# THE PROBLEM
Go through the records and report each line in which the word "title" occurs.

# EXCERPTED DATA
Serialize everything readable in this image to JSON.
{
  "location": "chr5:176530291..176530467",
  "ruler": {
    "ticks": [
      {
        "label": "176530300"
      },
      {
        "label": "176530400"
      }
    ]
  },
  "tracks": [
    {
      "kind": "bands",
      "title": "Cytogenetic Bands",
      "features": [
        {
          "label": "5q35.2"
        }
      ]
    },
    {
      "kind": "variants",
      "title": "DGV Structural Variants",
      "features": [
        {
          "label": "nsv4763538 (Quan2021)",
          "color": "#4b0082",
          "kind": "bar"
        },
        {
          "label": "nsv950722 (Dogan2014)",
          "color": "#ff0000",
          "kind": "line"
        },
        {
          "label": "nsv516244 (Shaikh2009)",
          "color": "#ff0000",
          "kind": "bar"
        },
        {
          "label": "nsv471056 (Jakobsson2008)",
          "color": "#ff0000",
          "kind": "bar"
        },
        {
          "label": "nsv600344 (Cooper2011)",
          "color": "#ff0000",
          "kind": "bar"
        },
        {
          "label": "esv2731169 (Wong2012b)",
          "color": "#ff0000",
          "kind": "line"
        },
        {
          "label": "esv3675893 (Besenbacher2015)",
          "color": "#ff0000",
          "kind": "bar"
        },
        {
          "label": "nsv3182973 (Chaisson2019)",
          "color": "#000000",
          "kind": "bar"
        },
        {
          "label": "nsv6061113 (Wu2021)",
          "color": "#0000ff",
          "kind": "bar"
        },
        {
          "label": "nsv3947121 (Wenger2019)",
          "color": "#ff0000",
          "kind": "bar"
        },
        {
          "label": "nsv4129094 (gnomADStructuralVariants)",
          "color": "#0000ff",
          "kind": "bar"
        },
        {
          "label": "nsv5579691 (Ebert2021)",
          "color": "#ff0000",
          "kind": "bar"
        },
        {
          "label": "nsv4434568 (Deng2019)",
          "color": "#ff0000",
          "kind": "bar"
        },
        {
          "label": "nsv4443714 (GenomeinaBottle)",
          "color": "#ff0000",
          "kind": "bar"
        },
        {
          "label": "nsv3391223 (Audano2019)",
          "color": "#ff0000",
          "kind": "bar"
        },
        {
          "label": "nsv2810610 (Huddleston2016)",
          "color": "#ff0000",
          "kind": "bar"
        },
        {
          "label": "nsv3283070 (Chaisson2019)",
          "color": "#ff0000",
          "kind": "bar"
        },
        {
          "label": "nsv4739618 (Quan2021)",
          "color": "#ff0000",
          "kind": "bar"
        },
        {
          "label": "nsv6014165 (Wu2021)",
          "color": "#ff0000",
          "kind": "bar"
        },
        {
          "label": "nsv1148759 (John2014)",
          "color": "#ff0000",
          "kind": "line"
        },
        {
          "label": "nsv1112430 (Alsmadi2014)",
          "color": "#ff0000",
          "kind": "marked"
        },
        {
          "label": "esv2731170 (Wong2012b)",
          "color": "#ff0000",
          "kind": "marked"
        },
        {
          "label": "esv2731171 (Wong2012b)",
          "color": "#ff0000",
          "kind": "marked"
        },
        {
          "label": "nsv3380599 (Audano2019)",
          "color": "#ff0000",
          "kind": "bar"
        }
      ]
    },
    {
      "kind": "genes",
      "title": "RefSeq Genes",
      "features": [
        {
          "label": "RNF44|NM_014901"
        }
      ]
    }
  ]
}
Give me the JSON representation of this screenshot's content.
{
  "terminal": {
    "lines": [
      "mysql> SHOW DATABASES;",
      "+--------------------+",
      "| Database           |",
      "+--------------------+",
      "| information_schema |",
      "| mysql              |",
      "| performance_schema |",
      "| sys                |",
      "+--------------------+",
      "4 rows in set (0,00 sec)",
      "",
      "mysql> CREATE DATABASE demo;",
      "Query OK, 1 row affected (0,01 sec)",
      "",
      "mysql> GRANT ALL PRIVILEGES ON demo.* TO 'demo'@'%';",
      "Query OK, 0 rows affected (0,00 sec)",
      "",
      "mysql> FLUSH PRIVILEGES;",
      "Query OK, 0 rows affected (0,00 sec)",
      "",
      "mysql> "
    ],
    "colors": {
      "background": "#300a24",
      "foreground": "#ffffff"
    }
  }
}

# SOLVED EXERCISE
      "title": "Cytogenetic Bands",
      "title": "DGV Structural Variants",
      "title": "RefSeq Genes",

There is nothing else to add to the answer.